“I want to hear the meaning of ‘blight,’” Councilor Manuel Rodriguez said. “Make me understand it more.”
Councilors learned the word is used in the resolution to imply there are presently safety hazards to public access in the downtown area and that such conditions may hinder economic development and tourism.
“If you’re saying it’s blighted, you’re saying it’s a risk for people to be there,” Councilor Garcia said.
Councilors were silent when asked to offer a motion on the resolution.
Moments later, they were unanimous in reversing their earlier support for the application.
“You may have another chance next year to apply,” Gonzales said, “but we do not know the scoring criteria. The guidelines may change, and the amount of funding may change. Something always changes. It’s the nature of the authority.”
Cotulla’s downtown area has been the target of more than a decade’s worth of improvements, from landscaping and lighting to street striping and parking, building preservation and promotion through the Main Street Program. Gas lighting with vintage-style lanterns has been installed, handicap-access ramps and curbs built, sidewalks leveled, and local grants made available to business making improvements to their facades and signage. The city has bought two of the area’s oldest and most historically significant buildings, converting a gas station and car repair shop into the new City Hall, and refurbishing the former Stockmens Bank for office and exhibition space at a cost of a million dollars.

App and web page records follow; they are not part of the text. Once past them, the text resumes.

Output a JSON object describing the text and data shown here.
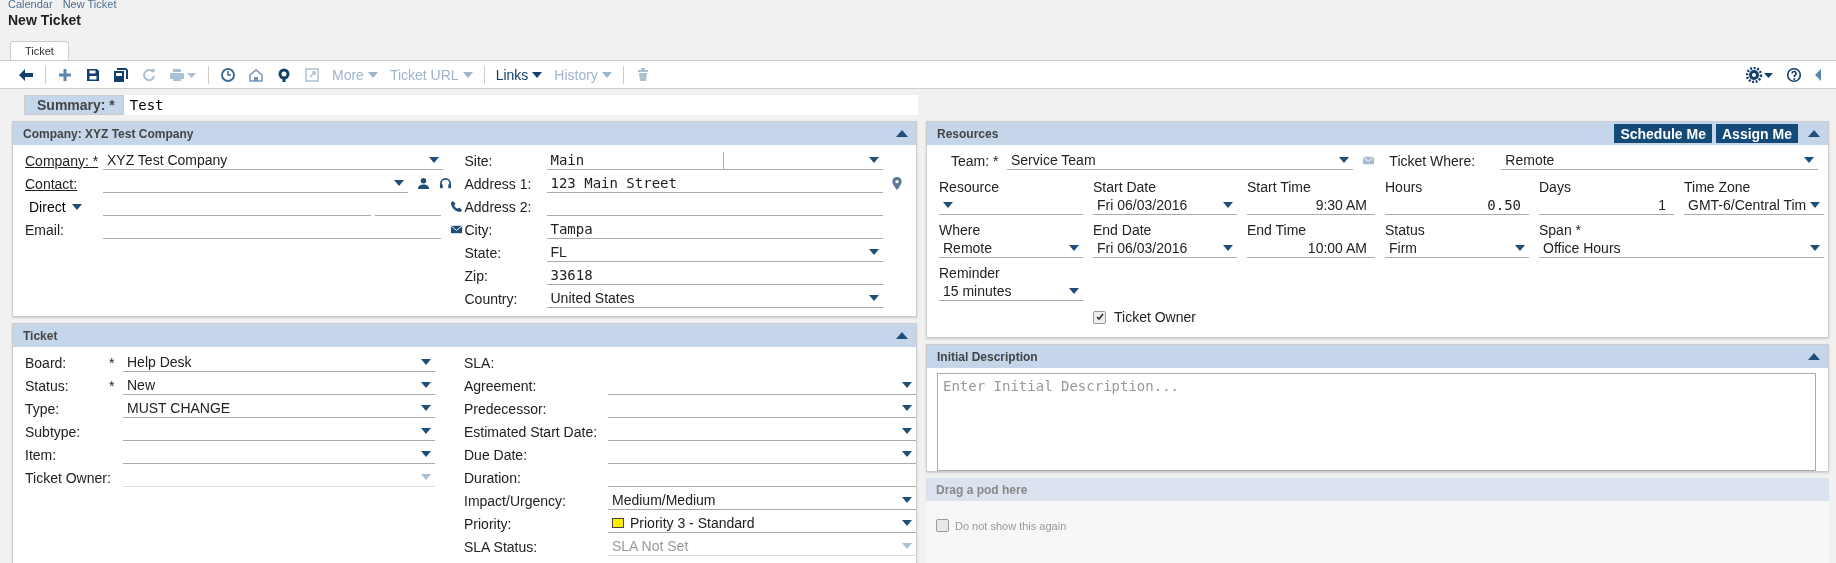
{
  "breadcrumb": [
    "Calendar",
    "New Ticket"
  ],
  "title": "New Ticket",
  "tabs": [
    {
      "label": "Ticket",
      "selected": true
    }
  ],
  "toolbar_menus": [
    {
      "label": "More",
      "disabled": true
    },
    {
      "label": "Ticket URL",
      "disabled": true
    },
    {
      "label": "Links",
      "disabled": false
    },
    {
      "label": "History",
      "disabled": true
    }
  ],
  "summary": {
    "label": "Summary:",
    "mark": "*",
    "value": "Test"
  },
  "company": {
    "title": "Company: XYZ Test Company",
    "company": {
      "label": "Company:",
      "mark": "*",
      "value": "XYZ Test Company"
    },
    "contact": {
      "label": "Contact:"
    },
    "phone": {
      "label": "Direct"
    },
    "email": {
      "label": "Email:"
    },
    "right": [
      {
        "label": "Site:",
        "kind": "combo",
        "value": "Main"
      },
      {
        "label": "Address 1:",
        "kind": "text",
        "value": "123 Main Street"
      },
      {
        "label": "Address 2:",
        "kind": "text"
      },
      {
        "label": "City:",
        "kind": "text",
        "value": "Tampa"
      },
      {
        "label": "State:",
        "kind": "select",
        "value": "FL"
      },
      {
        "label": "Zip:",
        "kind": "text",
        "value": "33618"
      },
      {
        "label": "Country:",
        "kind": "select",
        "value": "United States"
      }
    ]
  },
  "ticket": {
    "title": "Ticket",
    "left": [
      {
        "label": "Board:",
        "mark": "*",
        "kind": "select",
        "value": "Help Desk",
        "disabled": false
      },
      {
        "label": "Status:",
        "mark": "*",
        "kind": "select",
        "value": "New",
        "disabled": false
      },
      {
        "label": "Type:",
        "kind": "select",
        "value": "MUST CHANGE",
        "disabled": false
      },
      {
        "label": "Subtype:",
        "kind": "select",
        "disabled": false
      },
      {
        "label": "Item:",
        "kind": "select",
        "disabled": false
      },
      {
        "label": "Ticket Owner:",
        "kind": "select",
        "disabled": true
      }
    ],
    "right": [
      {
        "label": "SLA:",
        "kind": "none"
      },
      {
        "label": "Agreement:",
        "kind": "select",
        "disabled": false
      },
      {
        "label": "Predecessor:",
        "kind": "select",
        "disabled": false
      },
      {
        "label": "Estimated Start Date:",
        "kind": "select",
        "disabled": false
      },
      {
        "label": "Due Date:",
        "kind": "select",
        "disabled": false
      },
      {
        "label": "Duration:",
        "kind": "text"
      },
      {
        "label": "Impact/Urgency:",
        "kind": "select",
        "value": "Medium/Medium",
        "disabled": false
      },
      {
        "label": "Priority:",
        "kind": "select",
        "value": "Priority 3 - Standard",
        "disabled": false,
        "color": "#ffee00"
      },
      {
        "label": "SLA Status:",
        "kind": "select",
        "value": "SLA Not Set",
        "disabled": true
      }
    ]
  },
  "resources": {
    "title": "Resources",
    "buttons": [
      "Schedule Me",
      "Assign Me"
    ],
    "team": {
      "label": "Team:",
      "mark": "*",
      "value": "Service Team"
    },
    "ticket_where": {
      "label": "Ticket Where:",
      "value": "Remote"
    },
    "rows": [
      [
        {
          "label": "Resource",
          "kind": "select"
        },
        {
          "label": "Start Date",
          "kind": "select",
          "value": "Fri 06/03/2016"
        },
        {
          "label": "Start Time",
          "kind": "time",
          "value": "9:30 AM"
        },
        {
          "label": "Hours",
          "kind": "number",
          "value": "0.50"
        },
        {
          "label": "Days",
          "kind": "time",
          "value": "1"
        },
        {
          "label": "Time Zone",
          "kind": "select",
          "value": "GMT-6/Central Tim"
        }
      ],
      [
        {
          "label": "Where",
          "kind": "select",
          "value": "Remote"
        },
        {
          "label": "End Date",
          "kind": "select",
          "value": "Fri 06/03/2016"
        },
        {
          "label": "End Time",
          "kind": "time",
          "value": "10:00 AM"
        },
        {
          "label": "Status",
          "kind": "select",
          "value": "Firm"
        },
        {
          "label": "Span *",
          "kind": "select",
          "value": "Office Hours"
        }
      ],
      [
        {
          "label": "Reminder",
          "kind": "select",
          "value": "15 minutes"
        }
      ]
    ],
    "owner": {
      "label": "Ticket Owner",
      "checked": true
    }
  },
  "description": {
    "title": "Initial Description",
    "placeholder": "Enter Initial Description..."
  },
  "pod": {
    "title": "Drag a pod here",
    "checkbox": {
      "label": "Do not show this again",
      "checked": false
    }
  }
}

Councilors did not add further comment Thursday evening on their rejection of the resolution that the downtown area is blighted and did not recommend that alternate grant funding be sought.